The Black Hole and surrounding supporters were felt in losing seasons but last year especially, when the Raiders went 12-4 and won several games in dramatic fashion.
While the Raiders are currently sold out of season tickets for 2017, there's some question about how the fans will react after owners approved relocation to Las Vegas on Monday morning. The Raiders plan to play in Oakland the next two seasons – they have team options on the Oakland Coliseum for 2017 and 2018 -- and would like to play there again in 2019 until a Vegas stadium is completed in 2020.
Will there be a bunch of empty seats? Will there be protests outside the stadium? Or will the opportunity to see a team with championship aspirations keep fans coming?
That remains uncertain, though Del Rio believes Raiders fans will continue supporting their club.
"I can't answer that definitively, but I would say I doubt it," Del Rio said Tuesday at the NFL owners meetings. "I think we have to play well and earn it. That's where it starts. I'm banking on us doing well. If we do well enough, people will be excited to watch us."
Raiders owner Mark Davis has offered refunds to fans jilted by the move out of town, though those requests weren't immediately high. There's also a waiting list to buy season tickets if they become available.
There will be fans turned off after all this, and Raiders brass don't fault them for it.
"There is that element where a certain number where they're disappointed to the point they won't support us anymore. That's understandable," Del Rio said. "We'll have to see what that number is. If it's a lot, we'll adjust that line of thinking. But I would be surprised if that's the case."
Raiders fans are unique, and have shown a willingness to travel for games regardless of record.
"We have some real diehards," Del Rio said. "We draw globally. I'm sure there will be some who are angry and can't get over it; that's understandable.
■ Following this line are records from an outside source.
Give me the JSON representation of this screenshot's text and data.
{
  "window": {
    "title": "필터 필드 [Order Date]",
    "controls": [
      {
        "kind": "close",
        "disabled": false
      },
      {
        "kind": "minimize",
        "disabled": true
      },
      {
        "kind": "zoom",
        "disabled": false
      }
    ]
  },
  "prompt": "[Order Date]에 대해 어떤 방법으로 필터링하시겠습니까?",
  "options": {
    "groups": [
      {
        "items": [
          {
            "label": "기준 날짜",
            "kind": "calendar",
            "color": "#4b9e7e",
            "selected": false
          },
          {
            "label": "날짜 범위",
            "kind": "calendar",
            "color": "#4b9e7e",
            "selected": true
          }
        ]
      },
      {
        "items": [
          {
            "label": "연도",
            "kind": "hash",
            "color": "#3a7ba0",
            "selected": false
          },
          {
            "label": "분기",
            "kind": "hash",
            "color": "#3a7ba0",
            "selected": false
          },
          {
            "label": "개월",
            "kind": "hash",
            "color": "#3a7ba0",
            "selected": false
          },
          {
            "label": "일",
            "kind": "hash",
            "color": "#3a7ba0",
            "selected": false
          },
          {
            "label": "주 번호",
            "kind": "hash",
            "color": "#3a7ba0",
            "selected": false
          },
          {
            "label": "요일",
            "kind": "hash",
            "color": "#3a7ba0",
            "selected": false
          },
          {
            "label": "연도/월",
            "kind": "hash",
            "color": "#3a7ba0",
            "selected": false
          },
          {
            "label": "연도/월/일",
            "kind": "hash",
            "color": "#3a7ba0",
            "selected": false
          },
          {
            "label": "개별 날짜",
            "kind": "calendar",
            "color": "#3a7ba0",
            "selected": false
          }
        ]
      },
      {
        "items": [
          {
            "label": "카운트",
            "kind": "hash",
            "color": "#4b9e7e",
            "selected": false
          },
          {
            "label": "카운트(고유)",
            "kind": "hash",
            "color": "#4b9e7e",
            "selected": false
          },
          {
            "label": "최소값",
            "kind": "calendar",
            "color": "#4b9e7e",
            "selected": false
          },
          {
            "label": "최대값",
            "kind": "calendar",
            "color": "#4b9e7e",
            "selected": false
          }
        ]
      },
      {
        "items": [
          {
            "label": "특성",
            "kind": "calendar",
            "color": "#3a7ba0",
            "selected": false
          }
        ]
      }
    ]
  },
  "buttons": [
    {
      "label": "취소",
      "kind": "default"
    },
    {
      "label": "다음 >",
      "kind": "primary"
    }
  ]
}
I think there will be a large contingent who are true Raiders fans, and it really doesn't matter where they're playing. They're there and they're fired up."